_YOUR TASK_. Search the entries below for the word "Assets", then copy each line in which it is found.

_PROVIDED ENTRIES_.
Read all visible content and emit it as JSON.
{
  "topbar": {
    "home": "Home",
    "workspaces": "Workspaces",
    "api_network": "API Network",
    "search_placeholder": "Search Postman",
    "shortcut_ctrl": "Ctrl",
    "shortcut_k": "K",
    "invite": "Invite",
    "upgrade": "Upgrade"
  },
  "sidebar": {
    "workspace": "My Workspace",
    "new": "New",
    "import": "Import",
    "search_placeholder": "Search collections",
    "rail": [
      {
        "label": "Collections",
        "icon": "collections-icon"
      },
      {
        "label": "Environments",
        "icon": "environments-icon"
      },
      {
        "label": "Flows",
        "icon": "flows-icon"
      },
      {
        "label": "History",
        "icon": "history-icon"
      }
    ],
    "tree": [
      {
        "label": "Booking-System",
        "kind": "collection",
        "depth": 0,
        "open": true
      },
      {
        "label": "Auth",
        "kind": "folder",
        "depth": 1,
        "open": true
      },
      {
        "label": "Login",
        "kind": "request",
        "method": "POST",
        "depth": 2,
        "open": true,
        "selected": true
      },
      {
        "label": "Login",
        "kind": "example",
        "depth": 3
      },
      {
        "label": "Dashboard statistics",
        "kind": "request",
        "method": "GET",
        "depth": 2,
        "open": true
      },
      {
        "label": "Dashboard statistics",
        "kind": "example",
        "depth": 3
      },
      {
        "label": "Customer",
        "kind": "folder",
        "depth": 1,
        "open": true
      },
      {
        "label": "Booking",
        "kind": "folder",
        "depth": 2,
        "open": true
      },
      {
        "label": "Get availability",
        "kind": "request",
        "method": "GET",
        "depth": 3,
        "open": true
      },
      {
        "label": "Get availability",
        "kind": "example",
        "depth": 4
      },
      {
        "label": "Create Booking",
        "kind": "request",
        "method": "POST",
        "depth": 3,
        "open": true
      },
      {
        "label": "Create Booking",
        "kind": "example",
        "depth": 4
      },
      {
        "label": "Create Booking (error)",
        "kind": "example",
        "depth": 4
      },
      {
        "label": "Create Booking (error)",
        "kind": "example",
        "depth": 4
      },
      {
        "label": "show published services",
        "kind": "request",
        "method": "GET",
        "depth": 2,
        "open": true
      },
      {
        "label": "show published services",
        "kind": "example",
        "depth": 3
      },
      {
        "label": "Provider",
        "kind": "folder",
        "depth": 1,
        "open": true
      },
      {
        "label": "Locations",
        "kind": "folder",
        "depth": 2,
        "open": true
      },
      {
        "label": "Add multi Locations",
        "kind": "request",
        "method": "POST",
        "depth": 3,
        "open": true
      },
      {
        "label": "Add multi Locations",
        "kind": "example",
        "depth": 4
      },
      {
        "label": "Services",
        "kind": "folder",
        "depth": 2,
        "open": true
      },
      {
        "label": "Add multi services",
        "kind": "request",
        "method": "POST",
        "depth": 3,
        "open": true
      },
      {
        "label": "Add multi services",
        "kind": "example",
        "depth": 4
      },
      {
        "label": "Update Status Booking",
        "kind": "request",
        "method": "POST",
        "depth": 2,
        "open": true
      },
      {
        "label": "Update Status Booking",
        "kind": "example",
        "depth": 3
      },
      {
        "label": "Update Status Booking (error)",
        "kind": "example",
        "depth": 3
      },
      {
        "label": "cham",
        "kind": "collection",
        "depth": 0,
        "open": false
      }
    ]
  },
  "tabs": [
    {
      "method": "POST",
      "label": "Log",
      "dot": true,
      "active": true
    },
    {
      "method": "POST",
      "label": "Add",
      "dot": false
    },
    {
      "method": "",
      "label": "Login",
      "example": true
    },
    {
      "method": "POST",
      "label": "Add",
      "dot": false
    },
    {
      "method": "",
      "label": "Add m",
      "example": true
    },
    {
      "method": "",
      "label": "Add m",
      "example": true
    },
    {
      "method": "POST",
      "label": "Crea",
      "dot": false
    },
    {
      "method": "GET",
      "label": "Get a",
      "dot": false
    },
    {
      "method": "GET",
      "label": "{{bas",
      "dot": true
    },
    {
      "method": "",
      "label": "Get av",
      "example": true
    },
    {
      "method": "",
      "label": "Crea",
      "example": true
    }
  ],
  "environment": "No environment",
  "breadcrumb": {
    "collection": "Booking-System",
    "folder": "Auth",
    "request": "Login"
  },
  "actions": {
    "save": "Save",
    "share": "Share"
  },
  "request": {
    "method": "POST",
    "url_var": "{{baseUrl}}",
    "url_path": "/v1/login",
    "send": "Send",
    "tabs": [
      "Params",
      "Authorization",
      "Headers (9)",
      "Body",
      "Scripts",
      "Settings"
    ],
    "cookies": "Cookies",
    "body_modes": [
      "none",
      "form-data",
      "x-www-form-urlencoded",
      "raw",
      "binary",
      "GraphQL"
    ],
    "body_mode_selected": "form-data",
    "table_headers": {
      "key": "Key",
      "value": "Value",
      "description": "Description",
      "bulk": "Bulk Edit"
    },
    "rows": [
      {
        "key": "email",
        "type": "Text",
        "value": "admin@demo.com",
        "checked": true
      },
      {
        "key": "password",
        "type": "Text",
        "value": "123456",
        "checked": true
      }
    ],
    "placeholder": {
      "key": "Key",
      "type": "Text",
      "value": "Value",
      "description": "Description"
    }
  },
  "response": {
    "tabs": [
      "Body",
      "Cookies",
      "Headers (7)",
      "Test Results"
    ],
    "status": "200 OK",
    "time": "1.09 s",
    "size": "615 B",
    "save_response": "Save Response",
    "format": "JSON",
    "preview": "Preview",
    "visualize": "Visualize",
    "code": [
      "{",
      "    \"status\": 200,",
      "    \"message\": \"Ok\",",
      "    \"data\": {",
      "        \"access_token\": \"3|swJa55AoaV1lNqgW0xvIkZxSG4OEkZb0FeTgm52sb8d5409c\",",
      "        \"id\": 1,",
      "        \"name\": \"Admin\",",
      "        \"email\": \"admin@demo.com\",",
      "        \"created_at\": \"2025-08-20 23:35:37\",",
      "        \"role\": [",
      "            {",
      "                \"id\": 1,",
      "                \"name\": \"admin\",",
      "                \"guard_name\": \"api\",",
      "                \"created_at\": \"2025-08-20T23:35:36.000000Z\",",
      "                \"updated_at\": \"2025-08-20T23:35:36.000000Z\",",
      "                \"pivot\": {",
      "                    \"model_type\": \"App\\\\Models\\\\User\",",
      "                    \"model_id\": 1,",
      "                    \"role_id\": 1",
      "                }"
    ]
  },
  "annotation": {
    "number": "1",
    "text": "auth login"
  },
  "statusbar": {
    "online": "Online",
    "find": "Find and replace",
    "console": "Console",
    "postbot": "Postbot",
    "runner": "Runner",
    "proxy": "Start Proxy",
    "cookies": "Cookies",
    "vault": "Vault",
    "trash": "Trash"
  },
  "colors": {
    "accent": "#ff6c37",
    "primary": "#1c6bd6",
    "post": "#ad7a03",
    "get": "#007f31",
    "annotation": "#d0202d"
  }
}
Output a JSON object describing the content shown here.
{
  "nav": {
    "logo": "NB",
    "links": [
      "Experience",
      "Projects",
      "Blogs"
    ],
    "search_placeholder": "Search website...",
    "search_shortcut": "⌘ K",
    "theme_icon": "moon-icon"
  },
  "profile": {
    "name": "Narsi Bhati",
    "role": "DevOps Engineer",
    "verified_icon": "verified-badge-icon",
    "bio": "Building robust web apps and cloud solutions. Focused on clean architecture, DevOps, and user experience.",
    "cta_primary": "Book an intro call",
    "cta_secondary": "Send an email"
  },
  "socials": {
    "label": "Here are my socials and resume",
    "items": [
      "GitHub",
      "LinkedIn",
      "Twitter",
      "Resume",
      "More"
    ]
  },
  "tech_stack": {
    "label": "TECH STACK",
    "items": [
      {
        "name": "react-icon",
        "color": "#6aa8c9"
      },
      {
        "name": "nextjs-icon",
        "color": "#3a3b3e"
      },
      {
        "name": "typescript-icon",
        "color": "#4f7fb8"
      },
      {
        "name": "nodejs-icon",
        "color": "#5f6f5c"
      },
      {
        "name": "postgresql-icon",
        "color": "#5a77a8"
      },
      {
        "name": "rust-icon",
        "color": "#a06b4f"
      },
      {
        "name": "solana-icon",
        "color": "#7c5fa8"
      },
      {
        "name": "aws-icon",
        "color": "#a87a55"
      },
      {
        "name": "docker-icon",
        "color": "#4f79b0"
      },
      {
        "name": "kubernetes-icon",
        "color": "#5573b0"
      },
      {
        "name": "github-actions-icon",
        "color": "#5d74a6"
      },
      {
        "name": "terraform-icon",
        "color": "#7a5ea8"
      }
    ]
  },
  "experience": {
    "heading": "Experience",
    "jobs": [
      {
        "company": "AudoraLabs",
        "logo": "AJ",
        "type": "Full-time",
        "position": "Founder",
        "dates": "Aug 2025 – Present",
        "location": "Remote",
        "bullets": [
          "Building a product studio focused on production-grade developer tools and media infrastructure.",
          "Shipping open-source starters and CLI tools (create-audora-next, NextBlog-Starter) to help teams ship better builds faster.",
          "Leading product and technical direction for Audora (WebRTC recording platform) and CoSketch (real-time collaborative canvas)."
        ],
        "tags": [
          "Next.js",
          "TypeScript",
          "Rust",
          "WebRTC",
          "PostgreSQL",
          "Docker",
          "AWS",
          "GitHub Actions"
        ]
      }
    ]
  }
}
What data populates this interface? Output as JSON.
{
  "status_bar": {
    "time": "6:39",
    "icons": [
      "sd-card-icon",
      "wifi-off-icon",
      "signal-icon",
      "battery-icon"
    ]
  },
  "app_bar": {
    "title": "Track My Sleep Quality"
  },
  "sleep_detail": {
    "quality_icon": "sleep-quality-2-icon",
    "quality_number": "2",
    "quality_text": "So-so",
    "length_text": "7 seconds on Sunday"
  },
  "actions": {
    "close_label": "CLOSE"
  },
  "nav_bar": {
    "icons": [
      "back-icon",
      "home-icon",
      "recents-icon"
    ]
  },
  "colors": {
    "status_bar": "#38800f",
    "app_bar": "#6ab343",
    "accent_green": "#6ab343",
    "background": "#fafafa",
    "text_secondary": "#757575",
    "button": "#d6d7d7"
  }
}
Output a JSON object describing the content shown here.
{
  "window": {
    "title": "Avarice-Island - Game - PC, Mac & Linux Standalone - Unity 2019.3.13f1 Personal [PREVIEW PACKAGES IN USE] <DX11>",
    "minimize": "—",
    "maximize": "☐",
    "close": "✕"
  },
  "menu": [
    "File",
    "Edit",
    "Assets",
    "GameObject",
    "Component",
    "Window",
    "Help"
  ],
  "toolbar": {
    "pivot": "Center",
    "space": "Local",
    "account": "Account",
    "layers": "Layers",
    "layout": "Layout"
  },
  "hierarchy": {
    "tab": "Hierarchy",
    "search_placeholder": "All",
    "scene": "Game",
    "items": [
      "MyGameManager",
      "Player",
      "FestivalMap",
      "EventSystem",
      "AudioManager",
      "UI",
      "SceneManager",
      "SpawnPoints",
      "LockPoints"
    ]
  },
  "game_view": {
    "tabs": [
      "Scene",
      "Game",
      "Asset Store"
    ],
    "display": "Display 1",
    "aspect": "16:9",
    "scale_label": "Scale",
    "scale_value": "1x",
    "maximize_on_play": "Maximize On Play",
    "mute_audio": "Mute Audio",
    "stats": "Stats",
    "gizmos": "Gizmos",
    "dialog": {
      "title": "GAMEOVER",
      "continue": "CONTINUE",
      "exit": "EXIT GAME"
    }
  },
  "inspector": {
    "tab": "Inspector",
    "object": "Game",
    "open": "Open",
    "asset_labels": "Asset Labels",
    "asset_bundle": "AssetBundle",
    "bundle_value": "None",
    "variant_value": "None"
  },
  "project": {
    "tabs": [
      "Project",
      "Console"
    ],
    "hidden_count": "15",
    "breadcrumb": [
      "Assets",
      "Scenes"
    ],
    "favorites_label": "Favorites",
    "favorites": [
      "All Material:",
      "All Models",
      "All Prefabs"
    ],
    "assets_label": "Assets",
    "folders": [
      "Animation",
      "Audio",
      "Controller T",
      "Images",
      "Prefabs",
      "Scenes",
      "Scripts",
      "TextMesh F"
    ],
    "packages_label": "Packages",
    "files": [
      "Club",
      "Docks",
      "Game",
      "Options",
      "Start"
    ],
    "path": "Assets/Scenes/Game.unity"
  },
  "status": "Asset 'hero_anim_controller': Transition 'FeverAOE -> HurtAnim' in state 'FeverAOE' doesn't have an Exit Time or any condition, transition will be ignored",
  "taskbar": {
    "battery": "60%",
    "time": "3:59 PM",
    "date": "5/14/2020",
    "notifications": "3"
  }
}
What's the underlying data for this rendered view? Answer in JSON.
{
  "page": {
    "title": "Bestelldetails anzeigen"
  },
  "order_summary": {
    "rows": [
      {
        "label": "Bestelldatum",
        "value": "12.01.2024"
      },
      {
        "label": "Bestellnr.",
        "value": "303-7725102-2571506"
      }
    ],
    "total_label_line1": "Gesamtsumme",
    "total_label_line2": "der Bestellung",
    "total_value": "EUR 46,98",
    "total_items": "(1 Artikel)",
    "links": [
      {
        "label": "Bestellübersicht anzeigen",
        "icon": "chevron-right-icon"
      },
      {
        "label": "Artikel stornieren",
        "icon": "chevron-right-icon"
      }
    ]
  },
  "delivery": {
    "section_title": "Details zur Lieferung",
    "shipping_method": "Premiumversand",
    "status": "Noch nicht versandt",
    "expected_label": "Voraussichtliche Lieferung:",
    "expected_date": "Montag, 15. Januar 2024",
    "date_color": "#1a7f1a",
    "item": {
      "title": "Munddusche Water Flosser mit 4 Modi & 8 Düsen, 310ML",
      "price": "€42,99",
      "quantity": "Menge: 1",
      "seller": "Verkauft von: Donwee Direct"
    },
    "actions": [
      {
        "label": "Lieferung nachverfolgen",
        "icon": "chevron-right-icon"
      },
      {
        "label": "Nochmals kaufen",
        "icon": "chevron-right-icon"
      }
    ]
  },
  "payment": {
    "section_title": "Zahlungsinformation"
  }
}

_EXERCISE RESULT_.
    "Assets",
      "Assets",
    "assets_label": "Assets",
    "path": "Assets/Scenes/Game.unity"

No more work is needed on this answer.